■ **TASK BRIEF**
Look at each line below and count those with the word "AccessStaticFiles"; the answer is that number only.

:: INFORMATION

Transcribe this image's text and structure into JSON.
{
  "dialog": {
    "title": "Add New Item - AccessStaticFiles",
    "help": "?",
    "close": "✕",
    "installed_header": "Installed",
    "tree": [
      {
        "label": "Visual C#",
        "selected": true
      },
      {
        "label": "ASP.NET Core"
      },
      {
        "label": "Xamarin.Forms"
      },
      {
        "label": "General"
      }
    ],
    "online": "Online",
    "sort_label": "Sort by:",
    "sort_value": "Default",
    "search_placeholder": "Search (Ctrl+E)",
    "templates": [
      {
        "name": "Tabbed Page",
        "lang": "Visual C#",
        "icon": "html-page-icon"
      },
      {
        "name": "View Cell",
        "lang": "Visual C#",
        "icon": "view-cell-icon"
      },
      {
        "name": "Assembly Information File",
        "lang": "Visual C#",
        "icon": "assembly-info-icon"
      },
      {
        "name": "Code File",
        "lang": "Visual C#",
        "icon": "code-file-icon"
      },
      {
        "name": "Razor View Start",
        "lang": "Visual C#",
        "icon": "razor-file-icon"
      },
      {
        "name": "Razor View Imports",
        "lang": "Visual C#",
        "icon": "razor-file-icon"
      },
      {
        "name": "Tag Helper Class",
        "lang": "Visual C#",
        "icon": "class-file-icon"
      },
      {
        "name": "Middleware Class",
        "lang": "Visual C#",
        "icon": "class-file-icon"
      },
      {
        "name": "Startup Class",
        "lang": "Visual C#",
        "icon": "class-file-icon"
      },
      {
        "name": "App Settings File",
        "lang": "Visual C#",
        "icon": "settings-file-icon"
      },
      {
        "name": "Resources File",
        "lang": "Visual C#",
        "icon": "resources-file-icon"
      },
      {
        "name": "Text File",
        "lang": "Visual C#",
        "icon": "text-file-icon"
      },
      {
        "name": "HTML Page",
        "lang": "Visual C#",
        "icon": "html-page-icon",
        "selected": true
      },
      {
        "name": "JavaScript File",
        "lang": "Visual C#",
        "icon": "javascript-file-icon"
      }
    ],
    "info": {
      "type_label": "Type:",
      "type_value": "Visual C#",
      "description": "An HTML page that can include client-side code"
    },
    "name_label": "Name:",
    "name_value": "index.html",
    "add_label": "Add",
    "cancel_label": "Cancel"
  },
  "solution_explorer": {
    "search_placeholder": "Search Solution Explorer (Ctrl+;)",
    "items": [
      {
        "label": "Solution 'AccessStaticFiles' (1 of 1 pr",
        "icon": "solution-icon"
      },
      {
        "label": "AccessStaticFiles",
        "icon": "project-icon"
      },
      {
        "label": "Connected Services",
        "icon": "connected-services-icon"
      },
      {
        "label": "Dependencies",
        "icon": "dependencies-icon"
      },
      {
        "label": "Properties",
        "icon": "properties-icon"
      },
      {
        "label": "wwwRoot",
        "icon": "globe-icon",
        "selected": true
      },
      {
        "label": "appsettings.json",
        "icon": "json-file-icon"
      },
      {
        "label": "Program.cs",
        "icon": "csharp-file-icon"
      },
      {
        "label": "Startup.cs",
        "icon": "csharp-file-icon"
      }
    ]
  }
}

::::

■ **ANSWER SECTION**
3